Thin-film materials from μm thickness down to single-atomic-layered 2D materials play a central role in many novel electronic and optical applications. Coherent, nonlinear optical (NLO) μ-spectroscopy offers insight into the local thickness, stacking order, symmetry, or electronic and vibrational properties. Thin films and 2D materials are usually supported on multi-layered substrates leading to (multi-)reflections, interference, or phase jumps at interfaces during μ-spectroscopy, which all can make the interpretation of experiments particularly challenging. The disentanglement of the influence parameters can be achieved via rigorous theoretical analysis. In this work, we compare two self-developed modeling approaches, a semi-analytical and a fully vectorial model, to experiments carried out in thin-film geometry for two archetypal NLO processes, second-harmonic and third-harmonic generation. In particular, we demonstrate that thin-film interference and phase matching do heavily influence the signal strength. Furthermore, we work out key differences between three and four photon processes, such as the role of the Gouy-phase shift and the focal position. Last, we can show that a relatively simple semi-analytical model, despite its limitations, is able to accurately describe experiments at a significantly lower computational cost as compared to a full vectorial modeling.

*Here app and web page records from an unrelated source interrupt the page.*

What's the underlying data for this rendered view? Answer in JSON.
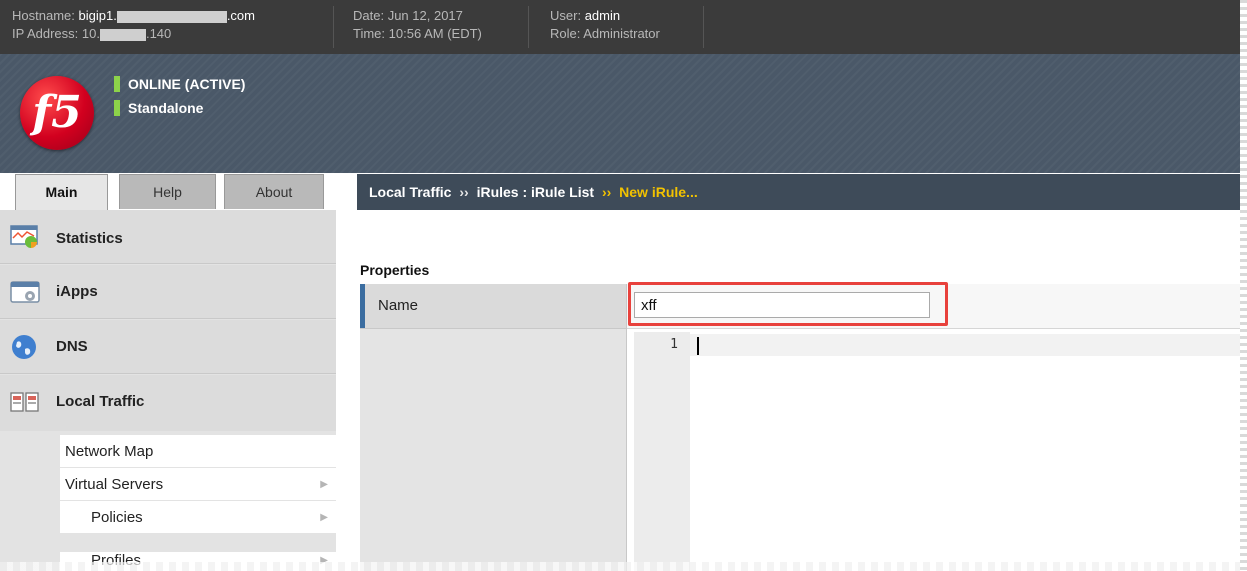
{
  "topbar": {
    "hostname_label": "Hostname:",
    "hostname_prefix": "bigip1.",
    "hostname_suffix": ".com",
    "ip_label": "IP Address:",
    "ip_prefix": "10.",
    "ip_suffix": ".140",
    "date_label": "Date:",
    "date_value": "Jun 12, 2017",
    "time_label": "Time:",
    "time_value": "10:56 AM (EDT)",
    "user_label": "User:",
    "user_value": "admin",
    "role_label": "Role:",
    "role_value": "Administrator"
  },
  "banner": {
    "logo_text": "f5",
    "status_line1": "ONLINE (ACTIVE)",
    "status_line2": "Standalone",
    "status_color": "#8dd34a"
  },
  "tabs": [
    {
      "label": "Main",
      "active": true
    },
    {
      "label": "Help",
      "active": false
    },
    {
      "label": "About",
      "active": false
    }
  ],
  "breadcrumb": {
    "part1": "Local Traffic",
    "sep1": "››",
    "part2": "iRules : iRule List",
    "sep2": "››",
    "current": "New iRule..."
  },
  "sidebar": {
    "sections": [
      {
        "label": "Statistics",
        "icon": "statistics-icon"
      },
      {
        "label": "iApps",
        "icon": "iapps-icon"
      },
      {
        "label": "DNS",
        "icon": "dns-globe-icon"
      },
      {
        "label": "Local Traffic",
        "icon": "local-traffic-icon"
      }
    ],
    "local_traffic_items": [
      {
        "label": "Network Map",
        "has_submenu": false
      },
      {
        "label": "Virtual Servers",
        "has_submenu": true
      },
      {
        "label": "Policies",
        "has_submenu": true
      },
      {
        "label": "Profiles",
        "has_submenu": true
      }
    ]
  },
  "content": {
    "section_title": "Properties",
    "name_label": "Name",
    "name_value": "xff",
    "definition_line_number": "1"
  },
  "colors": {
    "accent_blue": "#3b6da0",
    "highlight_red": "#e8413c",
    "breadcrumb_current": "#f2c200"
  }
}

This study lays the groundwork for performing quantitative NLO μ-spectroscopy on thin films and 2D materials, as it identifies and quantifies the impact of the corresponding sample and setup parameters on the NLO signal, in order to distinguish them from genuine material properties.
|Journal of applied physics
|Published - 7 Dec 2022